Leaders are asking the public to forget about several stalled projects during the coming slow season so that they can start with a clean slate in the fall.
“When summer comes and the tourists leave, a lethargy typically settles over the territory,” Premier Dr. Orlando Smith explained as he stifled a yawn during the launch of a campaign themed “Don’t Worry About a Thing, BVI!” “We’re asking everyone to take advantage of that lethargy to forget about — well, you know, a bunch of super-forgettable stuff that seems to have slipped my mind already.”
The idea was conceived after leaders realised that certain public projects were falling by the wayside and funding was increasingly scarce.
The most obvious example is the expansion of the Terrance B. Lettsome International Airport, which government has been promising for years but which now appears to be on the backburner.
“We can’t afford it, but we don’t want to admit that publicly,” Deputy Premier Dr. Kedrick Pickering explained at the press conference after waking up from a brief nap. “So we’re asking everyone to just let that topic go for now. Please. We’ll remind you when it’s an issue again, if ever.”
Asked by a reporter about previous claims that the expansion is urgent, he yawned and responded, “What expansion was that again?”
But the reporter was already snoring loudly.
Other longstanding initiatives are also on government’s “Forget List.”
The new senior home, for example, has been added even though it already has been largely forgotten since a site was cleared in Spooners about five years ago.

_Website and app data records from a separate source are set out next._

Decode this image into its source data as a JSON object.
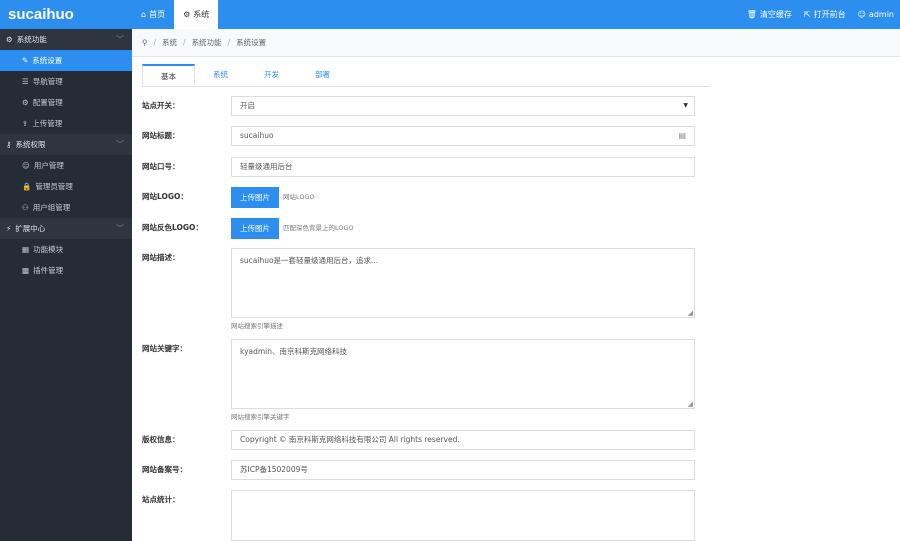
{
  "brand": "sucaihuo",
  "topnav": [
    {
      "icon": "home-icon",
      "label": "首页"
    },
    {
      "icon": "gear-icon",
      "label": "系统"
    }
  ],
  "topright": {
    "clear_cache": "清空缓存",
    "open_frontend": "打开前台",
    "user": "admin"
  },
  "sidebar": {
    "groups": [
      {
        "label": "系统功能",
        "items": [
          "系统设置",
          "导航管理",
          "配置管理",
          "上传管理"
        ]
      },
      {
        "label": "系统权限",
        "items": [
          "用户管理",
          "管理员管理",
          "用户组管理"
        ]
      },
      {
        "label": "扩展中心",
        "items": [
          "功能模块",
          "插件管理"
        ]
      }
    ],
    "active_item": "系统设置"
  },
  "breadcrumb": [
    "系统",
    "系统功能",
    "系统设置"
  ],
  "tabs": [
    "基本",
    "系统",
    "开发",
    "部署"
  ],
  "form": {
    "site_switch_label": "站点开关：",
    "site_switch_value": "开启",
    "site_title_label": "网站标题：",
    "site_title_value": "sucaihuo",
    "site_slogan_label": "网站口号：",
    "site_slogan_value": "轻量级通用后台",
    "logo_label": "网站LOGO：",
    "logo_button": "上传图片",
    "logo_hint": "网站LOGO",
    "logo_inverse_label": "网站反色LOGO：",
    "logo_inverse_button": "上传图片",
    "logo_inverse_hint": "匹配深色背景上的LOGO",
    "description_label": "网站描述：",
    "description_value": "sucaihuo是一套轻量级通用后台，追求...",
    "description_help": "网站搜索引擎描述",
    "keywords_label": "网站关键字：",
    "keywords_value": "kyadmin、南京科斯克网络科技",
    "keywords_help": "网站搜索引擎关键字",
    "copyright_label": "版权信息：",
    "copyright_value": "Copyright © 南京科斯克网络科技有限公司 All rights reserved.",
    "icp_label": "网站备案号：",
    "icp_value": "苏ICP备1502009号",
    "stats_label": "站点统计："
  },
  "colors": {
    "accent": "#2c8ff0",
    "sidebar": "#262c36"
  }
}
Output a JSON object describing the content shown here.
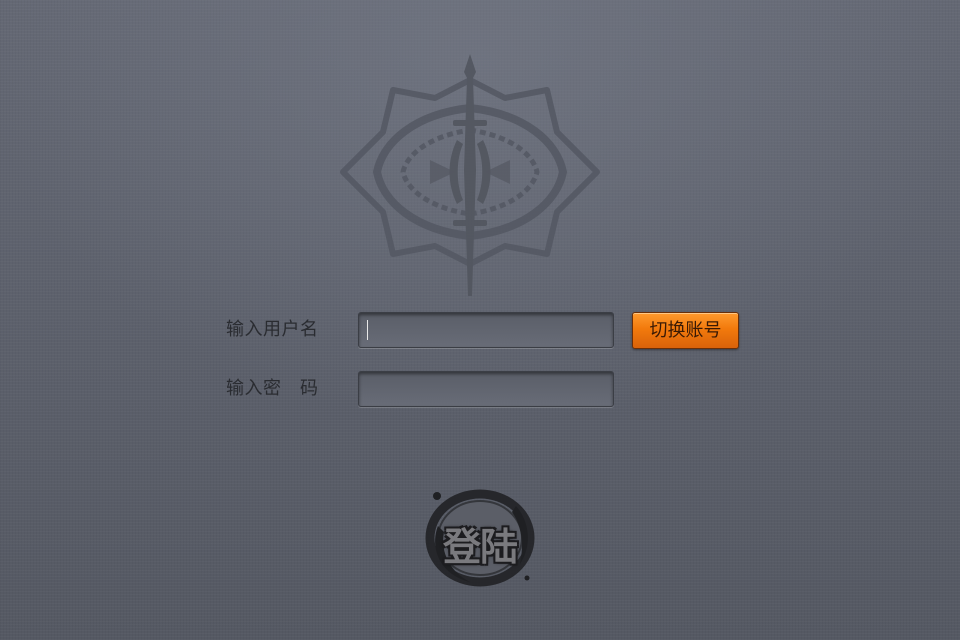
{
  "background": {
    "base_color": "#5f636d",
    "emblem_icon": "ornate-spear-shield-emblem"
  },
  "login_form": {
    "username_label": "输入用户名",
    "username_value": "",
    "password_label": "输入密　码",
    "password_value": "",
    "switch_account_label": "切换账号",
    "switch_account_color": "#f27a0c",
    "login_button_label": "登陆"
  }
}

“Most people don’t even remember that project, but recalcitrant journalists and some of the community’s eldest residents have refused to let it die,” Mr. Skelton said. “Now’s the time: Please do not mention it ever again.”
To help ease the transition, government will also forget about its planned aging policy.
Also on the Forget List are efforts to restore the former administration building in the Sir Olva Georges Plaza, as well as work to stop the leaks in the roof at the Central Administration Building.
Meanwhile, officials are toying with the idea of forgetting about BVI Airways’ longstanding plan to offer direct flights to Miami.
“They keep saying they’ll get off the ground soon, but they won’t say when, and now they’re blaming government,” Dr. Pickering explained. “I know we’ve given them $7 million, but this slow season might be the best time to cut our losses.”
In the coming weeks, leaders will take various steps to promote the new initiative.
“The most important is distraction,” said Communications and Works Minister Mark Vanterpool. “This means that — hey look over there! Someone’s handing out petty contracts!”
The August Emancipation Festival is also expected to help facilitate the effort.
“Partygoers don’t tend to worry too much about new airports,” the premier explained as he passed out free rum drinks to the press corps. “Cheers!”
And since so many people travel after the Festival, the territory’s collective memory will be most vulnerable during that time.
But in spite of all these efforts, leaders’ most valuable tools are expected to be voter apathy and human nature.
“It takes energy to keep track of all this stuff,” the premier said. “And people are busy with their everyday lives.”
With the most stressful topics out of the way, the coming months will be a great time to relax on the beach, Dr. Smith said before urging the media to come fully on board.
“We’re asking you to just take it easy,” he told reporters, “and don’t worry about a thing!”
But the entire press gallery was already fast asleep.
Disclaimer: Dateline: Paradise is a column and occasionally contains satirical “news” articles that are entirely fictional.